REQUIREMENT: Find the lines in the records below that contain "title", and report each of them.

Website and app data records
────

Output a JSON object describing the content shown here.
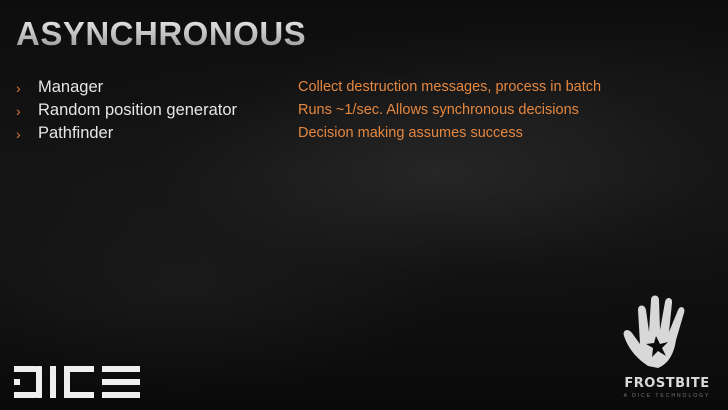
{
  "slide": {
    "title": "ASYNCHRONOUS",
    "left_items": [
      {
        "label": "Manager"
      },
      {
        "label": "Random position generator"
      },
      {
        "label": "Pathfinder"
      }
    ],
    "bullet_glyph": "›",
    "right_lines": [
      "Collect destruction messages, process in batch",
      "Runs ~1/sec. Allows synchronous decisions",
      "Decision making assumes success"
    ]
  },
  "branding": {
    "left_logo": "DICE",
    "right_logo": "FROSTBITE",
    "right_logo_tagline": "A DICE TECHNOLOGY",
    "icons": [
      "dice-logo",
      "frostbite-hand-icon"
    ]
  },
  "colors": {
    "accent": "#e5873f",
    "text": "#e6e6e6",
    "background": "#0b0b0b"
  }
}
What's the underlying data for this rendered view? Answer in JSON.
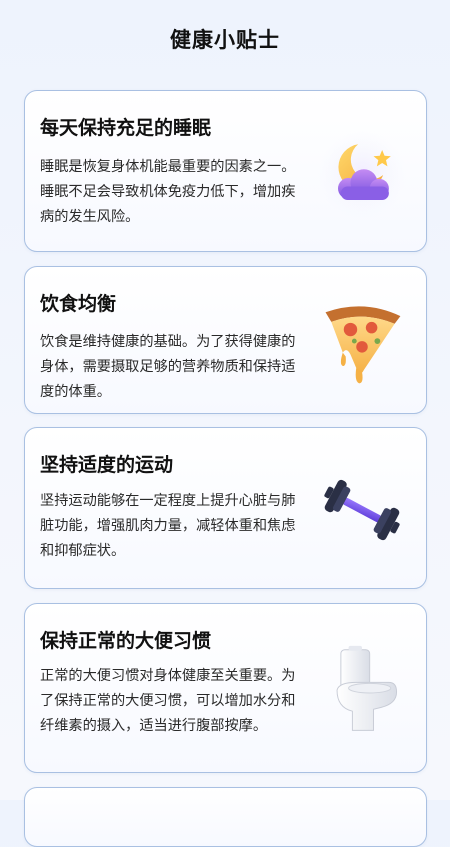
{
  "page": {
    "title": "健康小贴士"
  },
  "tips": [
    {
      "title": "每天保持充足的睡眠",
      "text": "睡眠是恢复身体机能最重要的因素之一。睡眠不足会导致机体免疫力低下，增加疾病的发生风险。",
      "icon": "moon-icon"
    },
    {
      "title": "饮食均衡",
      "text": "饮食是维持健康的基础。为了获得健康的身体，需要摄取足够的营养物质和保持适度的体重。",
      "icon": "pizza-icon"
    },
    {
      "title": "坚持适度的运动",
      "text": "坚持运动能够在一定程度上提升心脏与肺脏功能，增强肌肉力量，减轻体重和焦虑和抑郁症状。",
      "icon": "dumbbell-icon"
    },
    {
      "title": "保持正常的大便习惯",
      "text": "正常的大便习惯对身体健康至关重要。为了保持正常的大便习惯，可以增加水分和纤维素的摄入，适当进行腹部按摩。",
      "icon": "toilet-icon"
    }
  ],
  "colors": {
    "card_border": "#a9c0e2",
    "background": "#eef3fd"
  }
}
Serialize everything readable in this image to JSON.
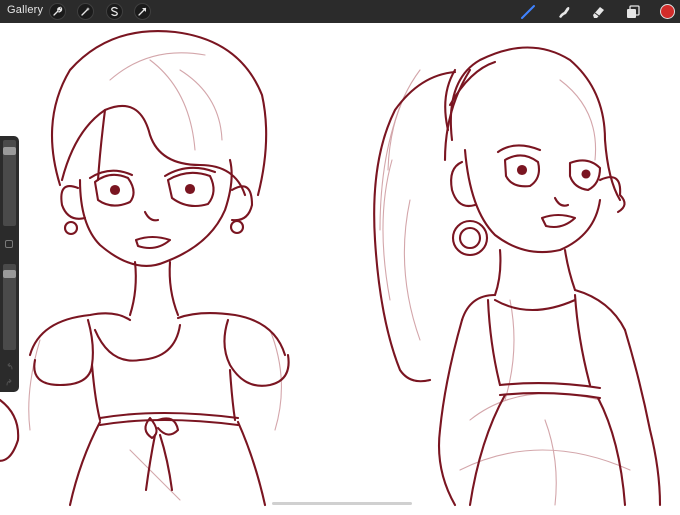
{
  "app": {
    "gallery_label": "Gallery"
  },
  "toolbar_left": {
    "buttons": [
      "actions-wrench-icon",
      "adjustments-wand-icon",
      "selection-s-icon",
      "transform-arrow-icon"
    ]
  },
  "toolbar_right": {
    "tools": [
      "brush-icon",
      "smudge-icon",
      "eraser-icon",
      "layers-icon"
    ],
    "active_tool": "brush-icon",
    "active_color": "#d22c2a",
    "active_tool_color": "#3f83ff"
  },
  "sidebar": {
    "brush_size": 0.93,
    "brush_opacity": 0.95
  },
  "canvas": {
    "stroke_color": "#7a1521",
    "sketch_color": "#c0878d",
    "content": "sketch-of-two-girls"
  }
}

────

EXERCISE SOLUTION:
    "title": "ASYNCHRONOUS",
    "title": "健康小贴士"
      "title": "每天保持充足的睡眠",
      "title": "饮食均衡",
      "title": "坚持适度的运动",
      "title": "保持正常的大便习惯",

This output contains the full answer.